The Suzuki Vitara is expected to look more SUV-like than rivals in its fifth generation. The Japanese publication has suggested a fresh design (viewable in rendering on the source link above) comprising a brawnier front-end with more aggressive headlamps and taller radiator grille, a more noticeably rising waistline, a kick on the D-pillar and more rakish back glass. The visual changes on the sides and the rear lend a sportier character to the small SUV.
The current Suzuki Vitara measures 4,175 mm in length, 1,775 mm in width and 1,610 mm in height. It has a wheelbase of 2,500 mm. The all-new Suzuki Vitara is expected to be 4,200 mm long, 1,780 mm wide, and 1,620 mm tall and have the same wheelbase. The competition will include models like Hyundai Kona, Nissan Juke, Renault Captur, Peugeot 2008, Citroen C3 Aircross and VW T-Cross.
More significant changes in the Vitara can be expected on the inside, as the current model does not stack up with the competition. Fully digital instrument cluster with customisable layouts, HD, capacitive touchscreen, electronic parking brake, wireless charging, configurable mood lighting, 4G LTE Wi-FI hotspot and minimalist design are common features on B-SUVs today. While Suzuki would probably skim on some of these for cost concerns, it would need to at least meet halfway.

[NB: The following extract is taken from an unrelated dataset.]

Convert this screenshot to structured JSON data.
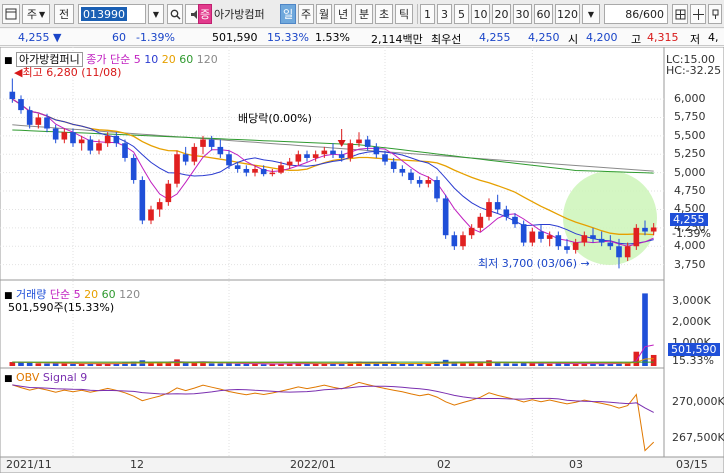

2021 Suzuki Vitara engine
The next-gen Suzuki Vitara will likely ride on an improved version of the current platform. Under the hood, the K14C 1.4-litre Boosterjet petrol engine (136 PS/210 Nm) of the old model was expected at launch previously. However, this engine has been replaced by the K14D 1.4-litre Boosterjet petrol unit in the old model. So, maybe we will see the K14D engine in the next-gen model instead of the K14C engine.

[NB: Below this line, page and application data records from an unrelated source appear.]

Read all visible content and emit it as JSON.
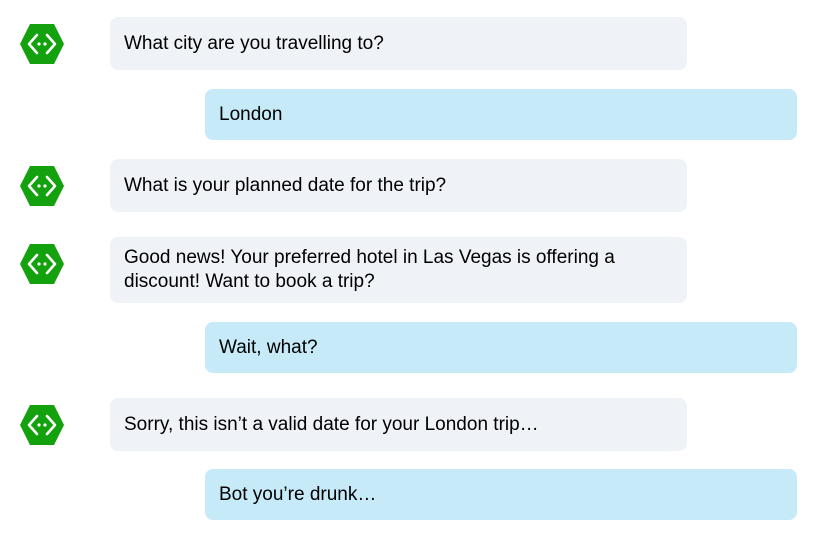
{
  "conversation": {
    "messages": [
      {
        "sender": "bot",
        "text": "What city are you travelling to?",
        "avatar_icon": "bot-hexagon-icon"
      },
      {
        "sender": "user",
        "text": "London"
      },
      {
        "sender": "bot",
        "text": "What is your planned date for the trip?",
        "avatar_icon": "bot-hexagon-icon"
      },
      {
        "sender": "bot",
        "text": "Good news! Your preferred hotel in Las Vegas is offering a discount! Want to book a trip?",
        "avatar_icon": "bot-hexagon-icon"
      },
      {
        "sender": "user",
        "text": "Wait, what?"
      },
      {
        "sender": "bot",
        "text": "Sorry, this isn’t a valid date for your London trip…",
        "avatar_icon": "bot-hexagon-icon"
      },
      {
        "sender": "user",
        "text": "Bot you’re drunk…"
      }
    ]
  },
  "colors": {
    "bot_bubble": "#eff2f6",
    "user_bubble": "#c6eaf8",
    "avatar_green": "#13a10e"
  }
}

The K14D engine is essentially an enhanced version of the K14C unit. Unlike the latter, the former is equipped with a mild-hybrid system. The mild-hybrid system’s battery pack is a 48-volt unit with 8 Ah of capacity. An electric motor generating 10 kW (13.6 PS) and 50 Nm of torque using the energy stored in this battery pack assists the engine with various functions like torque-fill control, torque boost, idle stop, etc.
Suzuki Vitara Hybrid

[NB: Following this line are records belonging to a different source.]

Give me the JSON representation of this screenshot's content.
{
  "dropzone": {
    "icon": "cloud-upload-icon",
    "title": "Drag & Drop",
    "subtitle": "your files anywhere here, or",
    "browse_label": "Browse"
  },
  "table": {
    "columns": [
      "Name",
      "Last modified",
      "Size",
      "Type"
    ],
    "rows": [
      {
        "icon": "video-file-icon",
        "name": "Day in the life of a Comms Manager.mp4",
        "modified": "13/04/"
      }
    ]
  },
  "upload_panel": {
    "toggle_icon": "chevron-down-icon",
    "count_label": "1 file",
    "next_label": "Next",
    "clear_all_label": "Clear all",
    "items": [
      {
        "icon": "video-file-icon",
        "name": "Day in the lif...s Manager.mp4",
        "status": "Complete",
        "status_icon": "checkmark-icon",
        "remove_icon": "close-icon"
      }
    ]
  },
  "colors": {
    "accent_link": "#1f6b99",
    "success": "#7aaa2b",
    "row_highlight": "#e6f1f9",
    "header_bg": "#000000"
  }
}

Leveraging its new partnership with Toyota, the global leader in partially electric vehicles, Suzuki plans to have a greater level of electrification in its SUVs. Following the Suzuki ACross (the rebadged RAV4 PHEV), the next-gen Vitara could be the one to benefit from one of Toyota’s more advanced hybrid systems.
A proper hybrid system would mean the Suzuki Vitara packing a significantly higher voltage secondary battery pack with more capacity. The voltage of a mild hybrid’s battery pack is limited to 48 volts, but in the case of a hybrid, it can be up to 600 volts. So, unlike MHEVs, HEVs can be driven using only the battery. Some HEVs, like the Toyota C-HR, for instance, allows the driver to engage EV mode. In other HEVs, it is not possible to switch between the power sources manually. The Hyundai Kona Hybrid is one of these HEVs.
The next-gen Suzuki Vitara could get a full hybrid variant later in its lifecycle.
On the ‘Maruti’ Vitara SUV
Maruti Suzuki is likely to skip the global Vitara in India once again. The company may launch an India-specific model derived from the Futuro-e concept of Auto Expo 2020 in 2022 instead. Local reports suggest that it has planned a market-specific three-row SUV, besides a 5-door Jimny variant.